We learn early on that Bob Ewell is not a very nice man. He is vindictive and wants to make those pay for things that have happened to him. He blames Atticus for all of his problems, and he knows the only way to make Atticus pay is to go after Jem and Scout.
Now that Tom is dead, Bob knows that the only two left to deal with are Jem and Scout. He knows that by hurting and even killing them, this is the only way to really make Atticus pay. Bob feels like Atticus is the one for all of his problems. He sees that the only way to get Atticus out of the way is to take away what matters most to him, which is his children. He attacks Jem and Scout after the Halloween pageant and nearly kills them. Boo saves Jem and Scout that night and Atticus thanks Boo for his children. Atticus knows exactly what kind of man Bob is.
When Bob says "One down... two to go" he is talking about getting rid of Jem and Scout. He has already taken care of Tom and feels that getting rid of Jem and Scout will teach Atticus his final lesson.
Ewell’s statement is meant to be a threat against Scout and Jem. While it is true that Ewell is mean-spirited and vindictive, he also is at the very bottom of Maycomb’s white society.
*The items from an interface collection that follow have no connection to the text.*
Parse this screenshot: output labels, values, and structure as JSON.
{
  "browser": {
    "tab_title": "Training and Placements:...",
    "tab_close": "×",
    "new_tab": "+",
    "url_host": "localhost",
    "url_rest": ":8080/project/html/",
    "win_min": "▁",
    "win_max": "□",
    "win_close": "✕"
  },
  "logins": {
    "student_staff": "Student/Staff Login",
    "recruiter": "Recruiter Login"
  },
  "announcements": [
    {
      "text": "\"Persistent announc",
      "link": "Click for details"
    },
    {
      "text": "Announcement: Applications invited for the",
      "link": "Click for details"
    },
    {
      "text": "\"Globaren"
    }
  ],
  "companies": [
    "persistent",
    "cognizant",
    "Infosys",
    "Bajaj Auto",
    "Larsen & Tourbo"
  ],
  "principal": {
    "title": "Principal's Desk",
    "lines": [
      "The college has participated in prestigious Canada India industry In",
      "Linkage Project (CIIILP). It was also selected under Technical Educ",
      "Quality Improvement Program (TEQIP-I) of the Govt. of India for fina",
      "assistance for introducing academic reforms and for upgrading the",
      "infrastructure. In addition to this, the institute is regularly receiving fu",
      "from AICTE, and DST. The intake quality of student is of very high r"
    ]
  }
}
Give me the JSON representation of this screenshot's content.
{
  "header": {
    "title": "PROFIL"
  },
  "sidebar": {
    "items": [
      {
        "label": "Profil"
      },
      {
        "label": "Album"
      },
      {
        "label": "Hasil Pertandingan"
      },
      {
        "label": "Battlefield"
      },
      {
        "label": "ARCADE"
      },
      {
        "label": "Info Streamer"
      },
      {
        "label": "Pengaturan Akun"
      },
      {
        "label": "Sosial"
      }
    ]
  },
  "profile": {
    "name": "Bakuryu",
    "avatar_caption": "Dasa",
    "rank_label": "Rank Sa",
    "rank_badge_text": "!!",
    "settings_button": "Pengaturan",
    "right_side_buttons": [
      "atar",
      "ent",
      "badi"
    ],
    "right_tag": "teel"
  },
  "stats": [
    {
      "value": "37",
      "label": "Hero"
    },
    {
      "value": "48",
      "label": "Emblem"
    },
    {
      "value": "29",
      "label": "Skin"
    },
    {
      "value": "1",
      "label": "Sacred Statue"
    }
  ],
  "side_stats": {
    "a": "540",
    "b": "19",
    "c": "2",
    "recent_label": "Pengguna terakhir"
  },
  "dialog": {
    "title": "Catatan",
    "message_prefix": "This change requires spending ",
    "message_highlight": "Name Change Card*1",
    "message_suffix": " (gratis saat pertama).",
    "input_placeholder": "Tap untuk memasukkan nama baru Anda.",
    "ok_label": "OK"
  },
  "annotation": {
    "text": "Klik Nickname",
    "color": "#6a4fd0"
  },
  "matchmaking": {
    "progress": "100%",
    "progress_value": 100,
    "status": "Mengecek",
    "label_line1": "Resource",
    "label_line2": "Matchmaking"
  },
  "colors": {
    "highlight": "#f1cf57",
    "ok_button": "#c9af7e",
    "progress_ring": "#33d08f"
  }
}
Atticus’s sense of justice, and his defense of Tom Robinson, is a kind of assault on Ewell’s social standing. Ewell’s accusation of Tom is a fairly open manipulation of the social order; despicable as he is, he knows that his whiteness will win out in the end. In this sense Ewell seeks to exert a kind of power over the town, but in fact he is largely powerless against the likes of professional men like Atticus or Judge Taylor. So his threat against Jem and Scout can be seen as a desperate attempt to control or assert his primacy over Atticus. By harming Atticus's children, Ewell can strike back at the man who would upset Maycomb’s social order and undermine his social position, low as it is.
Readers learn quickly exactly what he means. He intends to go after the Finch children. Ewell is vindicative. He feels that he was embarrassed in the courtroom and his pride has been hurt. Tom was the original cause of this shame, but Atticus carries just as much guilt. It was Atticus' cross-examination of Ewell and Mayella that showed the town what life in that household was really like and who was at fault for Mayella's injuries. He means to go after the children as the best way to hurt Atticus. To kill him would not be enough. To kill the children would cause him more pain and suffering.
Once he got Tom in jail for something he did not do, he still wanted revenge on Atticus because he was able to humiliate him in front of the court. 2 down means he is trying to go after Atticus' children. These children are young and innocent but the mind of Bob Ewell is absolutely disgusting and he will do anything for revenge.
Mr Bob wanted revenge of Tom, Atticus for embarrassing him and accusing him of hitting Mayella and for revealing his living conditions. He also wanted revenge of Judge Taylor because he was the one who order Atticus for the case and he made Mr bob look like a fool when he was confessing on court.